→ **What is expected**: An exact, complete copy of the data that follows is needed.

--- Data provided Enclosed Below ---

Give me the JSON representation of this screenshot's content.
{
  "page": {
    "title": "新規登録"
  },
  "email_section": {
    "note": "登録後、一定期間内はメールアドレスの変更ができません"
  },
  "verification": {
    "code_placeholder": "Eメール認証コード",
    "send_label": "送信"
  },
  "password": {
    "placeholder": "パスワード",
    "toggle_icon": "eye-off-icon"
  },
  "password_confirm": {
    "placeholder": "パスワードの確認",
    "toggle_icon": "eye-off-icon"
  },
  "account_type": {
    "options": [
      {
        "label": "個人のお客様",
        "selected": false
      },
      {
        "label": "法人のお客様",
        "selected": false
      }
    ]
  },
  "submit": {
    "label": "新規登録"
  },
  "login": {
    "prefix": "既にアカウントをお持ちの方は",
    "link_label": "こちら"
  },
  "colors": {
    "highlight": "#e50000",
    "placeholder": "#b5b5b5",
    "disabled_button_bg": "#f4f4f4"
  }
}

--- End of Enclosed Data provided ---

→ **Solution for this problem**:
Give me the JSON representation of this screenshot's content.
{
  "page": {
    "title": "新規登録"
  },
  "email_section": {
    "note": "登録後、一定期間内はメールアドレスの変更ができません"
  },
  "verification": {
    "code_placeholder": "Eメール認証コード",
    "send_label": "送信"
  },
  "password": {
    "placeholder": "パスワード",
    "toggle_icon": "eye-off-icon"
  },
  "password_confirm": {
    "placeholder": "パスワードの確認",
    "toggle_icon": "eye-off-icon"
  },
  "account_type": {
    "options": [
      {
        "label": "個人のお客様",
        "selected": false
      },
      {
        "label": "法人のお客様",
        "selected": false
      }
    ]
  },
  "submit": {
    "label": "新規登録"
  },
  "login": {
    "prefix": "既にアカウントをお持ちの方は",
    "link_label": "こちら"
  },
  "colors": {
    "highlight": "#e50000",
    "placeholder": "#b5b5b5",
    "disabled_button_bg": "#f4f4f4"
  }
}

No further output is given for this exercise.